As I walked the three blocks to church I was reminded again how much I love this neighborhood. It’s small and old, and these days has more students, and artistic types than the working class people who founded it. It’s still friendly though and somewhat nosy and (because most of the houses are at least a century old and don’t have central air), it’s the kind of place where neighbors hang out on their porches on fine summer evenings and the old lady across the street fusses at the children when she thinks they’re misbehaving.

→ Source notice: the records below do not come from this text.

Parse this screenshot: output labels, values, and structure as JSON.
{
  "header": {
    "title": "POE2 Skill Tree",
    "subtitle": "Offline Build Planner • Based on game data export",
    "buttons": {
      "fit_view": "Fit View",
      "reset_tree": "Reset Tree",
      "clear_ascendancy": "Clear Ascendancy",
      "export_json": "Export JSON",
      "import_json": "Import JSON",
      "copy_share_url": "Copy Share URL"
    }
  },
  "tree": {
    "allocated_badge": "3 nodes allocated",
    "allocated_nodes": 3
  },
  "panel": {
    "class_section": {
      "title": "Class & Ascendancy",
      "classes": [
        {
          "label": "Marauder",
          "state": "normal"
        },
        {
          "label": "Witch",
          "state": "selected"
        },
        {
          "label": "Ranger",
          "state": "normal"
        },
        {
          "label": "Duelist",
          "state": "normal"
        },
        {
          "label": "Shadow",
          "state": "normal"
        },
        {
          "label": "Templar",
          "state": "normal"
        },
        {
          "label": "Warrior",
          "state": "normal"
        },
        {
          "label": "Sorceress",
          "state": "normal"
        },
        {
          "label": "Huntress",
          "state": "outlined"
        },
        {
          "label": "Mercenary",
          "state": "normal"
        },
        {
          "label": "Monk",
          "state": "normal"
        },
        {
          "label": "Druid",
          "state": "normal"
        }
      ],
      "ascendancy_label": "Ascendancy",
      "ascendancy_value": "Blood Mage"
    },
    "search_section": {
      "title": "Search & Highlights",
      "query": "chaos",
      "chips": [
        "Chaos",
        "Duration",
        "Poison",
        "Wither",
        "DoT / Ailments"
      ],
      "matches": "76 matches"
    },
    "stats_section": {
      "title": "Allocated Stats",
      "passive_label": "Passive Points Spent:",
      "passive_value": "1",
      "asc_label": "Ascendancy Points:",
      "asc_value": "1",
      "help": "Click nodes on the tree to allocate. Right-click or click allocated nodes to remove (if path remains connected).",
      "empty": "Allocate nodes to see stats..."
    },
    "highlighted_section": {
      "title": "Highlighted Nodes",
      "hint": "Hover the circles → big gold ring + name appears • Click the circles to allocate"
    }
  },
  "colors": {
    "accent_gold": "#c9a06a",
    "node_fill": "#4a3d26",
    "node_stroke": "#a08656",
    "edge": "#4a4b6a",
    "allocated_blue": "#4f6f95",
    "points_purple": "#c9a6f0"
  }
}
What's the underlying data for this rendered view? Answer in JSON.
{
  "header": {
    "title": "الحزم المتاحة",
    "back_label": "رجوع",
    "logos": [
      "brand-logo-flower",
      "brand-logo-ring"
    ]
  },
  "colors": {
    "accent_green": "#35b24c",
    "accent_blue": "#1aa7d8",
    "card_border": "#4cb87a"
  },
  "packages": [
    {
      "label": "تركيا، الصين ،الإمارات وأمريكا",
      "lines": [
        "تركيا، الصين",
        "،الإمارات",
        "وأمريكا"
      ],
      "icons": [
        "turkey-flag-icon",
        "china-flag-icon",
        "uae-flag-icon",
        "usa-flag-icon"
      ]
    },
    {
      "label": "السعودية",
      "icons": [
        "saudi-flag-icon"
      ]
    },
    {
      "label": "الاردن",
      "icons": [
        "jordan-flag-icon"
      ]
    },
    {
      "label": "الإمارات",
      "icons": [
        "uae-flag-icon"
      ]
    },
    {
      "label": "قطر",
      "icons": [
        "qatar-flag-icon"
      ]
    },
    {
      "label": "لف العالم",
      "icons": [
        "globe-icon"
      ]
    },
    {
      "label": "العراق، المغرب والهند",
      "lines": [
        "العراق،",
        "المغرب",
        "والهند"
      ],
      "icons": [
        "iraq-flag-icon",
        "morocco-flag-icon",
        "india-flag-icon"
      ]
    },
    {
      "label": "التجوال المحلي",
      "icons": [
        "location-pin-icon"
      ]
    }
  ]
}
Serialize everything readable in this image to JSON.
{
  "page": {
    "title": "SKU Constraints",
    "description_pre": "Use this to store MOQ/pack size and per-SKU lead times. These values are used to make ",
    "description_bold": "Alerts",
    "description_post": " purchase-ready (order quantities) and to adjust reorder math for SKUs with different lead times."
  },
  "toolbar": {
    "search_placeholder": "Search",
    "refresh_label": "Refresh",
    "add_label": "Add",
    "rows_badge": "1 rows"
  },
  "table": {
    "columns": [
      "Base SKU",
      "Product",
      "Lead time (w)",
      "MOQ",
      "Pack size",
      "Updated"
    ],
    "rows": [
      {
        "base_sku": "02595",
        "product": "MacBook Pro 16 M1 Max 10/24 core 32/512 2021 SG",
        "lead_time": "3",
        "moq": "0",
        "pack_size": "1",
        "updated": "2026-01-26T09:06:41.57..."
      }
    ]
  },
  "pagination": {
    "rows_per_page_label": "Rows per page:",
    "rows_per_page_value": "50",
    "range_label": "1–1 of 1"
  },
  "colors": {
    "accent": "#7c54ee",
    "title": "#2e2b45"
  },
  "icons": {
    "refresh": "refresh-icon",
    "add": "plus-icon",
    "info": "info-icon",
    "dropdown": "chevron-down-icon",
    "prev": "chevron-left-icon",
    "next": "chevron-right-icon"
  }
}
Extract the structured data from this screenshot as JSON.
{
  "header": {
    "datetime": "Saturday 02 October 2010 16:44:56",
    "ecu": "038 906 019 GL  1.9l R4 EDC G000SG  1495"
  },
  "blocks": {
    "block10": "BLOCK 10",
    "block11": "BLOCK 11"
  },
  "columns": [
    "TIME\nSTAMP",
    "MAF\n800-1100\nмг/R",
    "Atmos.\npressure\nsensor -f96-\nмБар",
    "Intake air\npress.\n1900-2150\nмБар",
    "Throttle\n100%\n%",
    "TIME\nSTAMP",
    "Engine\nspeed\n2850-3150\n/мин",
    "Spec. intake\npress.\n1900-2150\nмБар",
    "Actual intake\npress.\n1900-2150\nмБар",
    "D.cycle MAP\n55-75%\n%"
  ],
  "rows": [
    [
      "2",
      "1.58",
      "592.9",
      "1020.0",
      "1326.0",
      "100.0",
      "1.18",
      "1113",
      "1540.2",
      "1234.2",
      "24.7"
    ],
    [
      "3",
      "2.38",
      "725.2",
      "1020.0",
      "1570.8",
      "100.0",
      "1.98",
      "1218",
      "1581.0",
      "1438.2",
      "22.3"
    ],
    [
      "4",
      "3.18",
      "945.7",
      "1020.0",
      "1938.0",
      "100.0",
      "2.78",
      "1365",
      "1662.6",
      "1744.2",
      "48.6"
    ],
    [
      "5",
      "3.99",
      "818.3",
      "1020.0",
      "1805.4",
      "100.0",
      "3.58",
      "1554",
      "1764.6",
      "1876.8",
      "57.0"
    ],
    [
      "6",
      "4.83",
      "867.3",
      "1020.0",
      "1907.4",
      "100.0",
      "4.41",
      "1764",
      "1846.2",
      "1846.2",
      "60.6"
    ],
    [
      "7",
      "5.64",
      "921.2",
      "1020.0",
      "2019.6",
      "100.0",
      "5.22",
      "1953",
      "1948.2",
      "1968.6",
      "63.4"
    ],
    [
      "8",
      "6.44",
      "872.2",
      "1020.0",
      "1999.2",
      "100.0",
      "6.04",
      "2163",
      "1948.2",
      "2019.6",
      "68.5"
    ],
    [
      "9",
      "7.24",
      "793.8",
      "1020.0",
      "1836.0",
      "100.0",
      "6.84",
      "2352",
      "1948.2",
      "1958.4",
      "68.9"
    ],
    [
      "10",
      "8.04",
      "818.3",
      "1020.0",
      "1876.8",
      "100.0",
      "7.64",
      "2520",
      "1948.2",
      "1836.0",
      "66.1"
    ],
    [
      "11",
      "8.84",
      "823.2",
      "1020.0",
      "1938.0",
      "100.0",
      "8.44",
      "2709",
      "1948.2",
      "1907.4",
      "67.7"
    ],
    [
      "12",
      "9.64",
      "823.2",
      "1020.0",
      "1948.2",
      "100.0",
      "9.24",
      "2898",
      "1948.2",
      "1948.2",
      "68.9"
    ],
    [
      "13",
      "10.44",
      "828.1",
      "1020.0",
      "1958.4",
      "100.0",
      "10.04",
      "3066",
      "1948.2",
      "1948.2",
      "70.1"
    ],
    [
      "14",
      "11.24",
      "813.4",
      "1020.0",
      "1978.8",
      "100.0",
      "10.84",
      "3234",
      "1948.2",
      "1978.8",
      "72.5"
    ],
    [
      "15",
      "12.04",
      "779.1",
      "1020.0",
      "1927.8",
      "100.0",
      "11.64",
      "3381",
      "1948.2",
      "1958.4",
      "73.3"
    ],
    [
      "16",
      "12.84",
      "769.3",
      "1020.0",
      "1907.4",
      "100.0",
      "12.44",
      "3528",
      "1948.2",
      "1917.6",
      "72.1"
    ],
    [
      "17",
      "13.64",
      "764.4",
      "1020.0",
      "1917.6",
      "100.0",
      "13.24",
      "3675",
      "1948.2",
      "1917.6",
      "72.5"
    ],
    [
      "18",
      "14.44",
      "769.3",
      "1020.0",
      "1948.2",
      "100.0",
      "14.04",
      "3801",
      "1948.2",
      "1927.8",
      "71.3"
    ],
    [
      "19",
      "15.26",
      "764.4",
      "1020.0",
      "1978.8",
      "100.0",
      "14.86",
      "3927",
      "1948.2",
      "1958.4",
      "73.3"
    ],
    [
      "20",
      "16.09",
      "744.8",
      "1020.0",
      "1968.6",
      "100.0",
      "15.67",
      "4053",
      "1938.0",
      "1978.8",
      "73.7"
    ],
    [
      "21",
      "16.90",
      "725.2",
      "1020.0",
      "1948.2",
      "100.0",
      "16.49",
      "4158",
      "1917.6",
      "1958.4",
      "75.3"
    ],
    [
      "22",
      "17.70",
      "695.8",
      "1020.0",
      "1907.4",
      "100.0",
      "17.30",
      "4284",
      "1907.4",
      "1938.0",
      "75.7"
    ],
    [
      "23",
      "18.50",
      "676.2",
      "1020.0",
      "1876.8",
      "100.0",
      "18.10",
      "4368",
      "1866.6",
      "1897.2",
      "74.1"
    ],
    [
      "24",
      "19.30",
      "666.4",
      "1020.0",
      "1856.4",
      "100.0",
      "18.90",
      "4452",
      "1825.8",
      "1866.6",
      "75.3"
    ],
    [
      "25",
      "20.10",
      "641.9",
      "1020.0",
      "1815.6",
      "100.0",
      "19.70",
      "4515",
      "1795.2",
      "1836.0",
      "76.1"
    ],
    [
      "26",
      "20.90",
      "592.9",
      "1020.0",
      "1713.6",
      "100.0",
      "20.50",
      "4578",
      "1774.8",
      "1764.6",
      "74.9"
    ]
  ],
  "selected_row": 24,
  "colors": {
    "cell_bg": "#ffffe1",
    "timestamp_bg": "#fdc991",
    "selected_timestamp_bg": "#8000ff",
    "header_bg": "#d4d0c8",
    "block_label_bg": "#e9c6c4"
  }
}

I like that. I like that I know many of my neighbors (in a space five blocks long and three wide) by sight and name. The children know even more of them, including the busboy from the restaurant on the corner, the mailman (who gets mobbed everyday by children eager to see “what’s in the mail”), and several of our neighborhood homeless or semi-homeless who go about looking for cans and other scrap, or doing the occasional odd-job. I think nothing of walking home after choir practice on a winter’s night and the children play in the alley behind our house and on the cul-de-sac. They call out to people walking their dogs, or biking by and are developing a sense of the diversity of people in the world.
This does occasion discussions about choices people have made (language can be a bit rough, and pot and alcohol are widely used). I would rather talk about these things (even this young) than have them grow up ignorant of the ways in which the brokenness of the world plays out in people’s lives. I want the children to understand from an early age that people whom we love and admire can do stupid and even sinful things, and while that may lessen our admiration for them it shouldn’t diminish our love. I want them to see this world in all of it’s beauty (like my middle-aged redneck neighbor who grumbles about the neighborhood no longer being white, but carefully crushes and saves his cans for an elderly black scavenger) and it’s brokenness and to do what they can do to heal it. I want them to inhabit their landscape fully, to be present in the micro-world in which they find themselves, while never losing sight of the global picture. This neighborhood almost demands that sense of place, one cannot live in isolation here and for the children’s sake and my own I am thankful.